[Data records]
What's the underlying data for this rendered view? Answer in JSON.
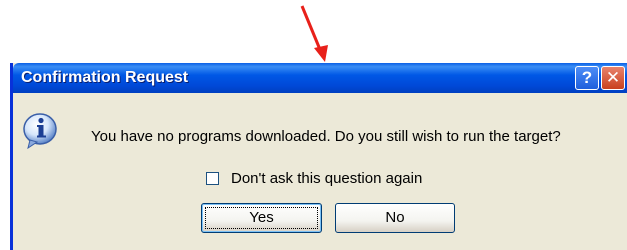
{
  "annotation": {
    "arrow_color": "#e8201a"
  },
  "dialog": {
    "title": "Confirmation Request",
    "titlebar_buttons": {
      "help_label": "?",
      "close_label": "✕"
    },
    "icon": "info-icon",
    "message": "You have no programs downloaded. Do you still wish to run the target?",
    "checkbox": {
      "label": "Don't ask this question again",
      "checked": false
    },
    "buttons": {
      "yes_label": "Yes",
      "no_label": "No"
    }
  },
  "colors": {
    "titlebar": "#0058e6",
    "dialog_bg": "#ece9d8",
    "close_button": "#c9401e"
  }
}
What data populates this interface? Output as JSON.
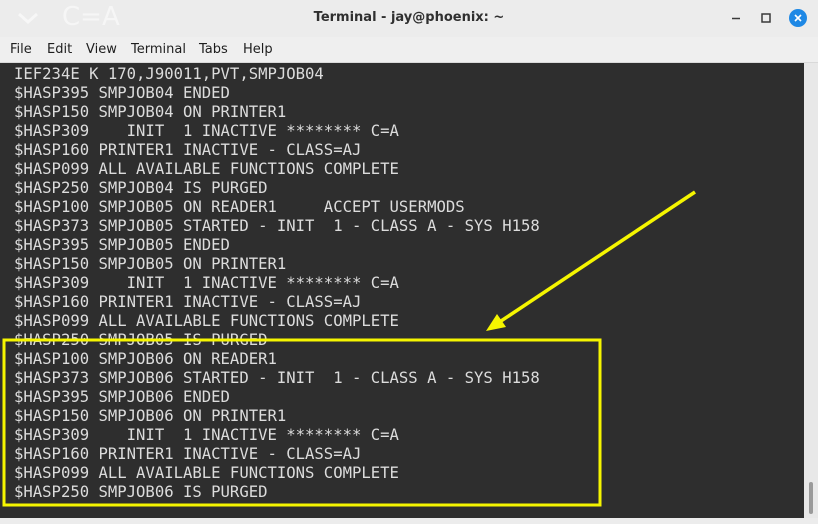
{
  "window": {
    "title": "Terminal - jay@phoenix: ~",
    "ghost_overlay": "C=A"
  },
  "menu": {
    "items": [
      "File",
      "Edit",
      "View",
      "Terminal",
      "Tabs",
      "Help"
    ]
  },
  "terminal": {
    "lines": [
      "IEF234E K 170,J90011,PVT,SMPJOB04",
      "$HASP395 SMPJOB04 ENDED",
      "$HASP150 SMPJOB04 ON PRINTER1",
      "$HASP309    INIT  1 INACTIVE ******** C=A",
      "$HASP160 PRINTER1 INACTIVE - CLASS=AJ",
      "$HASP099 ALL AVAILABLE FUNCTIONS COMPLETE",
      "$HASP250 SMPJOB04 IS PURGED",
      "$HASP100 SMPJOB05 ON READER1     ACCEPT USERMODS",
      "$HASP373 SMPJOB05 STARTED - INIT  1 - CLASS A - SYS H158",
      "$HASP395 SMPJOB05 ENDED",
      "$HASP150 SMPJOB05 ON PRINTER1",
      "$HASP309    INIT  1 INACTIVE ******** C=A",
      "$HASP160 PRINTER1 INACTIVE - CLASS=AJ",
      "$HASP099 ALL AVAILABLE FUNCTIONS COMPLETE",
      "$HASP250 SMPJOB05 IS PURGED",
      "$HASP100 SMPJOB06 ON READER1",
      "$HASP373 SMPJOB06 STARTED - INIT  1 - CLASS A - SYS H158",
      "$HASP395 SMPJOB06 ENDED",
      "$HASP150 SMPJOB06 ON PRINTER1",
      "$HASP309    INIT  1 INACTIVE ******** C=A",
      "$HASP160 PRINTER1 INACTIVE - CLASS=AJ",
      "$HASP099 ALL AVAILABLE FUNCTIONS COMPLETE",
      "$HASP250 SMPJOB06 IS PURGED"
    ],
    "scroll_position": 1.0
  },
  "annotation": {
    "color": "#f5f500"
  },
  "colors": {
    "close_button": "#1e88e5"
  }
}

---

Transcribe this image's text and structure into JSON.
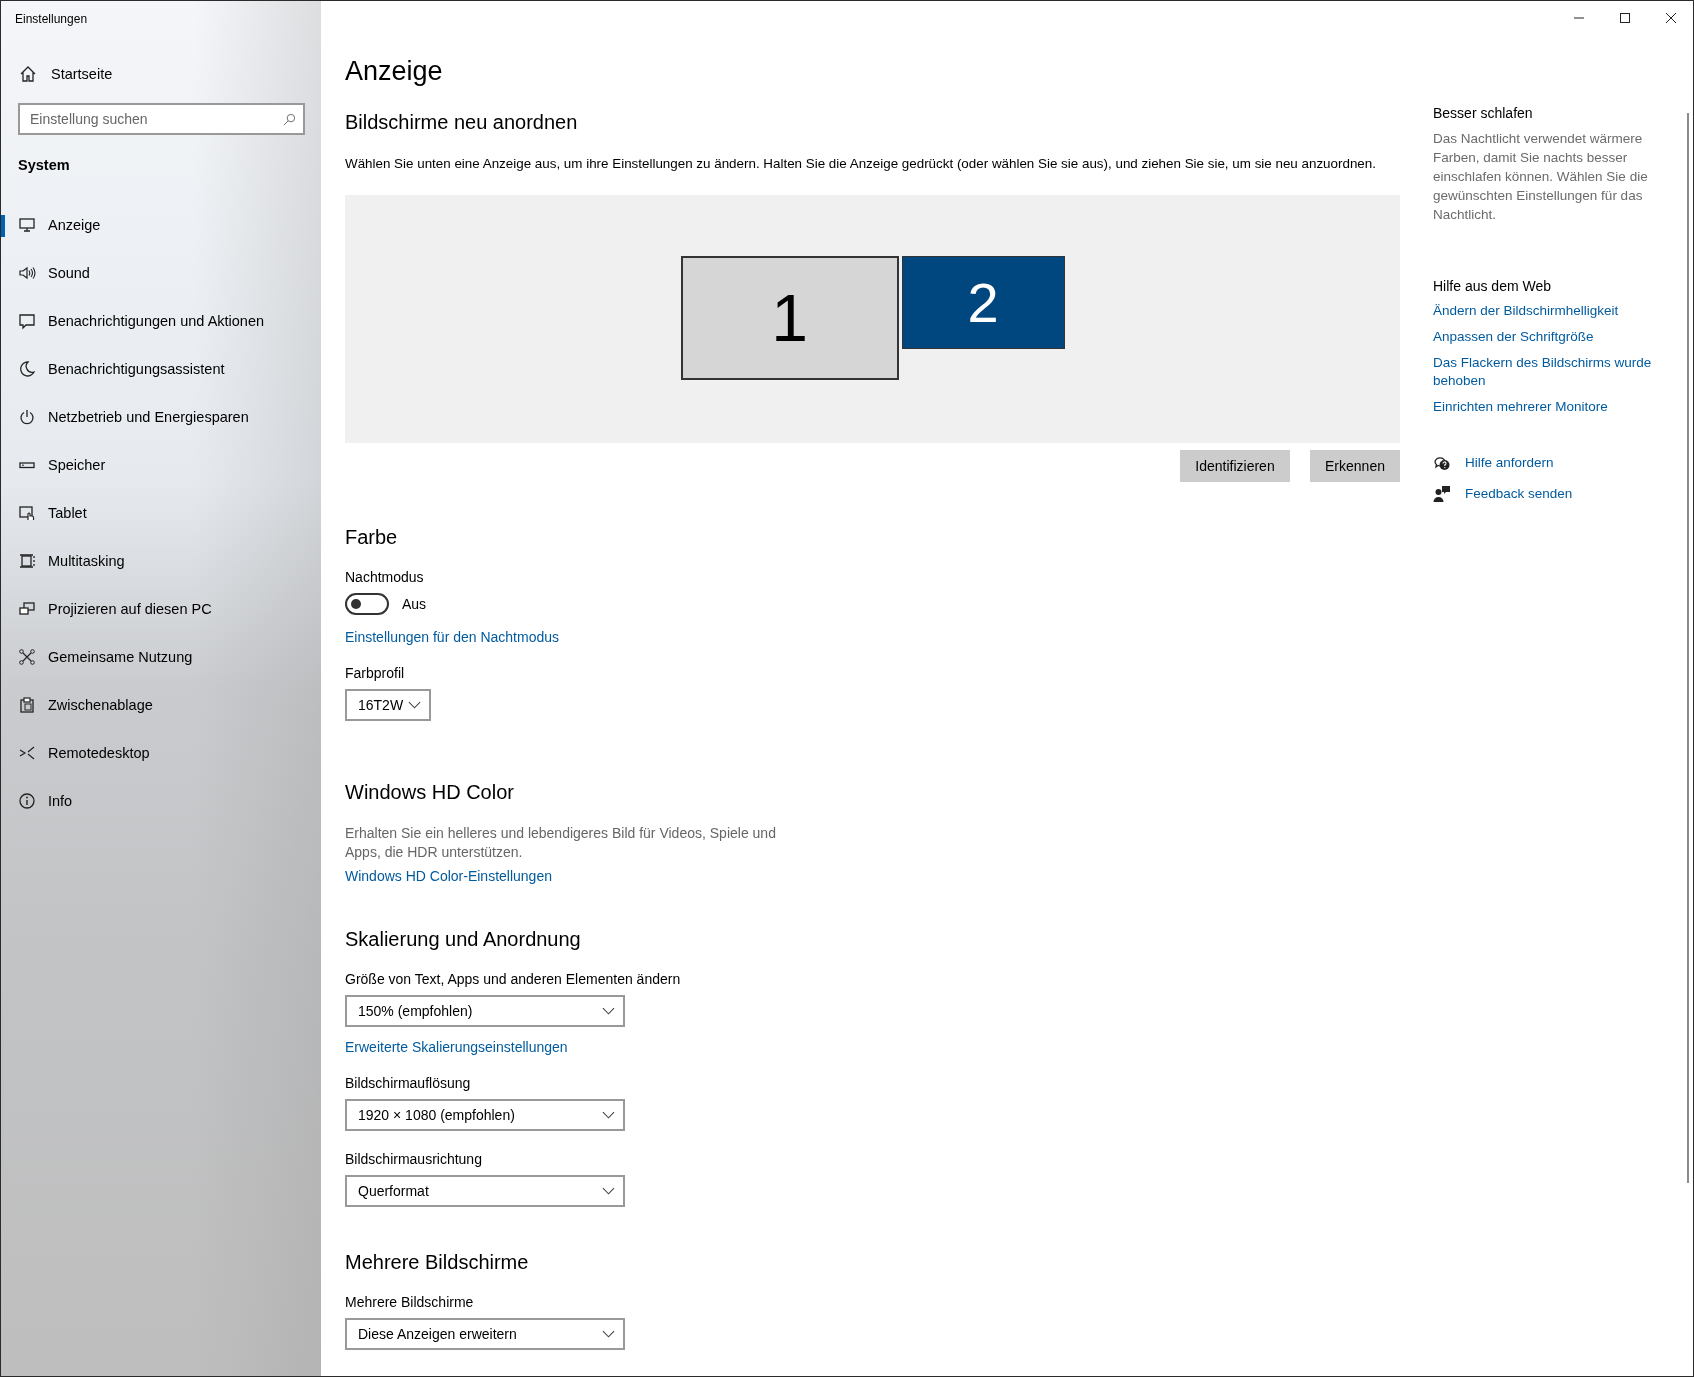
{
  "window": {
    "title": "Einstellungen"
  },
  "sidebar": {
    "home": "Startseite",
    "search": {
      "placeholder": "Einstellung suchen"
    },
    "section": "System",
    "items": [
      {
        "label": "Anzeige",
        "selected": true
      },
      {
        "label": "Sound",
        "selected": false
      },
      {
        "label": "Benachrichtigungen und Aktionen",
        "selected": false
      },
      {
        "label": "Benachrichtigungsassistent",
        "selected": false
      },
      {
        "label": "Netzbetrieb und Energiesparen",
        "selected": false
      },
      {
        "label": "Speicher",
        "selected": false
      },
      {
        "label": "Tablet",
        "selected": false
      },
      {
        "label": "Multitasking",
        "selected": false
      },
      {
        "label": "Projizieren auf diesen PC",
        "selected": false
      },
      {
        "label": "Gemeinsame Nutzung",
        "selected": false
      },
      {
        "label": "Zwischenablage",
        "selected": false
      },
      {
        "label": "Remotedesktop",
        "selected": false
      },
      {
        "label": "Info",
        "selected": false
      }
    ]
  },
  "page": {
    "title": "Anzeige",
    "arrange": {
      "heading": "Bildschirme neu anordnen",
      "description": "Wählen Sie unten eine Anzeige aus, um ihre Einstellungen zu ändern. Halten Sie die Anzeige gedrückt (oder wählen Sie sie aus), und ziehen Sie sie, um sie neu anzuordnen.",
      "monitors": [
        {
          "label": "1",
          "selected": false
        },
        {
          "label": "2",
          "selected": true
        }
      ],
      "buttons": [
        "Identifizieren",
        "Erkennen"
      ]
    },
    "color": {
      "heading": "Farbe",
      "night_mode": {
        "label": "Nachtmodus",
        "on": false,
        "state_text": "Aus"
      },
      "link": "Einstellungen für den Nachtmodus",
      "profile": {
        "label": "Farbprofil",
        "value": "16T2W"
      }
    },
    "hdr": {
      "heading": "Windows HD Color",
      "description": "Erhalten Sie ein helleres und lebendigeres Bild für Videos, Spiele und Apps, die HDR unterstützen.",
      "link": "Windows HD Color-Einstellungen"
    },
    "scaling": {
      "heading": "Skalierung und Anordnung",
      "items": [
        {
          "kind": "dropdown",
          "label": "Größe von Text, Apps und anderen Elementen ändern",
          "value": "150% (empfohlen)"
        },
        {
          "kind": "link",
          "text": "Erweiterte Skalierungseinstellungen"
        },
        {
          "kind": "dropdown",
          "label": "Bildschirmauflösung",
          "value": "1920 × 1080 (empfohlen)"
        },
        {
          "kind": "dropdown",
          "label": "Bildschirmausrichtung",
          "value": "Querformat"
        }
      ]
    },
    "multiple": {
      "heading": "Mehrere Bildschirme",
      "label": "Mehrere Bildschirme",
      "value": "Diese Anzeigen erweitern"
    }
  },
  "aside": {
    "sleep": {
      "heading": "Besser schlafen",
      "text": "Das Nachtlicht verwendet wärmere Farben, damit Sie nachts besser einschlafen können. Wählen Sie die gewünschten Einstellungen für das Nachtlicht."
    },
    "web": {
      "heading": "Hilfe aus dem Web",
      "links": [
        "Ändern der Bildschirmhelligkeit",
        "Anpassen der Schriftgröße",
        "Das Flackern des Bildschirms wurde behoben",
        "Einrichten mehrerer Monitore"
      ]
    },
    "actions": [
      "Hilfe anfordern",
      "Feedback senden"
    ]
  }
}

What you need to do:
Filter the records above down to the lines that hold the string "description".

Your response:
      "description": "Wählen Sie unten eine Anzeige aus, um ihre Einstellungen zu ändern. Halten Sie die Anzeige gedrückt (oder wählen Sie sie aus), und ziehen Sie sie, um sie neu anzuordnen.",
      "description": "Erhalten Sie ein helleres und lebendigeres Bild für Videos, Spiele und Apps, die HDR unterstützen.",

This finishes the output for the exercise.